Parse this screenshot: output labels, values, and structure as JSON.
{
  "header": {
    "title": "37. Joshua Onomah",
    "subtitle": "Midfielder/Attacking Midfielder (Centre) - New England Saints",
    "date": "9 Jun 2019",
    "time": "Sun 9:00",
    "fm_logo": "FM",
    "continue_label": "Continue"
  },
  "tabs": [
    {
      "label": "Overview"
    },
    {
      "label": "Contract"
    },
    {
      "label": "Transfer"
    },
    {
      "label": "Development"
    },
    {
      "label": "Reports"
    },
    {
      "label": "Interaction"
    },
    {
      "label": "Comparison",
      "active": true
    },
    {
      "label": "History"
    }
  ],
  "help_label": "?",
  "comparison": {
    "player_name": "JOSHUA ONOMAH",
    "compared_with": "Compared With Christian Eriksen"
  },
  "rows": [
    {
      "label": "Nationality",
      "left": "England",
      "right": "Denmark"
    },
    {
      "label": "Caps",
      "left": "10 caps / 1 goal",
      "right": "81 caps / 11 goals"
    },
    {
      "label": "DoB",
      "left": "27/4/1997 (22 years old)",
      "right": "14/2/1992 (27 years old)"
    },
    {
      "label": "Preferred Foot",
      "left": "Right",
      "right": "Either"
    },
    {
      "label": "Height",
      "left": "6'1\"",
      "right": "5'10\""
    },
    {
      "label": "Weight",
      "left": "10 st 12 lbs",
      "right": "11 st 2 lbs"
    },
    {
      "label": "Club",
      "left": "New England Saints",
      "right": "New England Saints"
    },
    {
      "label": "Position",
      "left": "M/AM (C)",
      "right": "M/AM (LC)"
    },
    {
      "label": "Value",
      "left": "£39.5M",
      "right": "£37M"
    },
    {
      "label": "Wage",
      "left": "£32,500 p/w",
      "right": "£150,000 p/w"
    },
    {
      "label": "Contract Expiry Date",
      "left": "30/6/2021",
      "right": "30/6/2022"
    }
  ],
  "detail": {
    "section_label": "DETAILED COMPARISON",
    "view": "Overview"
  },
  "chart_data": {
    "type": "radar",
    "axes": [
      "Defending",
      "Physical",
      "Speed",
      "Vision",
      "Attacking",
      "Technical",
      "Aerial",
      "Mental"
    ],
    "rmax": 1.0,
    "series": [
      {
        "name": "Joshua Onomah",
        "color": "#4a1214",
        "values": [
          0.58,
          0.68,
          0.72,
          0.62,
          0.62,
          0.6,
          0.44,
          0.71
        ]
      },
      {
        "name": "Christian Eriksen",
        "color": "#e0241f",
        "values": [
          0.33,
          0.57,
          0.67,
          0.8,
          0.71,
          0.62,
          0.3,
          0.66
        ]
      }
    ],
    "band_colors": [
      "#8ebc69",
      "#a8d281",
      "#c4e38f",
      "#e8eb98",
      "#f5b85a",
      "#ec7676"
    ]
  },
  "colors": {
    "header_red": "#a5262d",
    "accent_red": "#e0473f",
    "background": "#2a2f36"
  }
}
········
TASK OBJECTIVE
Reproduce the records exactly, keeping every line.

SOLUTION FOR THIS EXERCISE
Parse this screenshot: output labels, values, and structure as JSON.
{
  "header": {
    "title": "37. Joshua Onomah",
    "subtitle": "Midfielder/Attacking Midfielder (Centre) - New England Saints",
    "date": "9 Jun 2019",
    "time": "Sun 9:00",
    "fm_logo": "FM",
    "continue_label": "Continue"
  },
  "tabs": [
    {
      "label": "Overview"
    },
    {
      "label": "Contract"
    },
    {
      "label": "Transfer"
    },
    {
      "label": "Development"
    },
    {
      "label": "Reports"
    },
    {
      "label": "Interaction"
    },
    {
      "label": "Comparison",
      "active": true
    },
    {
      "label": "History"
    }
  ],
  "help_label": "?",
  "comparison": {
    "player_name": "JOSHUA ONOMAH",
    "compared_with": "Compared With Christian Eriksen"
  },
  "rows": [
    {
      "label": "Nationality",
      "left": "England",
      "right": "Denmark"
    },
    {
      "label": "Caps",
      "left": "10 caps / 1 goal",
      "right": "81 caps / 11 goals"
    },
    {
      "label": "DoB",
      "left": "27/4/1997 (22 years old)",
      "right": "14/2/1992 (27 years old)"
    },
    {
      "label": "Preferred Foot",
      "left": "Right",
      "right": "Either"
    },
    {
      "label": "Height",
      "left": "6'1\"",
      "right": "5'10\""
    },
    {
      "label": "Weight",
      "left": "10 st 12 lbs",
      "right": "11 st 2 lbs"
    },
    {
      "label": "Club",
      "left": "New England Saints",
      "right": "New England Saints"
    },
    {
      "label": "Position",
      "left": "M/AM (C)",
      "right": "M/AM (LC)"
    },
    {
      "label": "Value",
      "left": "£39.5M",
      "right": "£37M"
    },
    {
      "label": "Wage",
      "left": "£32,500 p/w",
      "right": "£150,000 p/w"
    },
    {
      "label": "Contract Expiry Date",
      "left": "30/6/2021",
      "right": "30/6/2022"
    }
  ],
  "detail": {
    "section_label": "DETAILED COMPARISON",
    "view": "Overview"
  },
  "chart_data": {
    "type": "radar",
    "axes": [
      "Defending",
      "Physical",
      "Speed",
      "Vision",
      "Attacking",
      "Technical",
      "Aerial",
      "Mental"
    ],
    "rmax": 1.0,
    "series": [
      {
        "name": "Joshua Onomah",
        "color": "#4a1214",
        "values": [
          0.58,
          0.68,
          0.72,
          0.62,
          0.62,
          0.6,
          0.44,
          0.71
        ]
      },
      {
        "name": "Christian Eriksen",
        "color": "#e0241f",
        "values": [
          0.33,
          0.57,
          0.67,
          0.8,
          0.71,
          0.62,
          0.3,
          0.66
        ]
      }
    ],
    "band_colors": [
      "#8ebc69",
      "#a8d281",
      "#c4e38f",
      "#e8eb98",
      "#f5b85a",
      "#ec7676"
    ]
  },
  "colors": {
    "header_red": "#a5262d",
    "accent_red": "#e0473f",
    "background": "#2a2f36"
  }
}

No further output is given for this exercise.